> [Directions for this task] Go through the records underneath and count the lines that include the string "object". Give nothing but the number.

◆ ◆ ◆ ◆ ◆

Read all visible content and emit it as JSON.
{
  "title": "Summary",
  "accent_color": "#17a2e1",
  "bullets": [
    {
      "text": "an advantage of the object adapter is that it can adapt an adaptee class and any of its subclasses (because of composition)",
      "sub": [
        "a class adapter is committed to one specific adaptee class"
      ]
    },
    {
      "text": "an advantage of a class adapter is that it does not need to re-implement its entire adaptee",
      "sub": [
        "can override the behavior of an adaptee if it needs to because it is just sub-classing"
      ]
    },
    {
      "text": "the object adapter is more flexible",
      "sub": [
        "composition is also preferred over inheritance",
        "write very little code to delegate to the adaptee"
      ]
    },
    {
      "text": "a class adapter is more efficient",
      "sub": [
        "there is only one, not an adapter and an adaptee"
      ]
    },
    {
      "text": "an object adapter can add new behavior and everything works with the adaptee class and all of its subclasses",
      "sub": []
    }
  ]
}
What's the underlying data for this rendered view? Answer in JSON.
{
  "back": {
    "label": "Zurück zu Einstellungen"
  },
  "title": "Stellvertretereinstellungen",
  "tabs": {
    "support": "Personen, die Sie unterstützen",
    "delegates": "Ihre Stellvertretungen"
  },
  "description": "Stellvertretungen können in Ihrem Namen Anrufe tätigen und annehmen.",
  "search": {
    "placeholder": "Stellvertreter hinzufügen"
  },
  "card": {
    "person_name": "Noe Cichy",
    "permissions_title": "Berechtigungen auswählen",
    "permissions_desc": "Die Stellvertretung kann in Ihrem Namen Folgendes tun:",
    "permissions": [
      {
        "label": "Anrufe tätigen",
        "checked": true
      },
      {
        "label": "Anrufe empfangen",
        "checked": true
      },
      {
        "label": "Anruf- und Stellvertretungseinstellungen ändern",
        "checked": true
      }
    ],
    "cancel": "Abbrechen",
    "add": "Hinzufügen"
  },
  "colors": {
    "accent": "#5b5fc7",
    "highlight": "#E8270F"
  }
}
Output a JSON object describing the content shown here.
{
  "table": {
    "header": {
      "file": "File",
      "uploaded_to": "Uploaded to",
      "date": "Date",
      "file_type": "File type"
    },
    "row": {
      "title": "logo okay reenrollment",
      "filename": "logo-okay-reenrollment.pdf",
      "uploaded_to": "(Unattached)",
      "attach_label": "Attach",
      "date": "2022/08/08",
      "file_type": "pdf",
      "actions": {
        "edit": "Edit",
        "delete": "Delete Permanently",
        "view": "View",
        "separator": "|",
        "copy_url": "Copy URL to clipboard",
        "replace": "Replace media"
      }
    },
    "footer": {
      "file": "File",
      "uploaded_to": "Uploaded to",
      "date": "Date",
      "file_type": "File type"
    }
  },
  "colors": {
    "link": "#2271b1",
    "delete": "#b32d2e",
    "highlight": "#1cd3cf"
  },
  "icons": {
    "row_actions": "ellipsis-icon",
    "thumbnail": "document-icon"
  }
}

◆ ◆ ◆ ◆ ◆

> [Problem solution] 4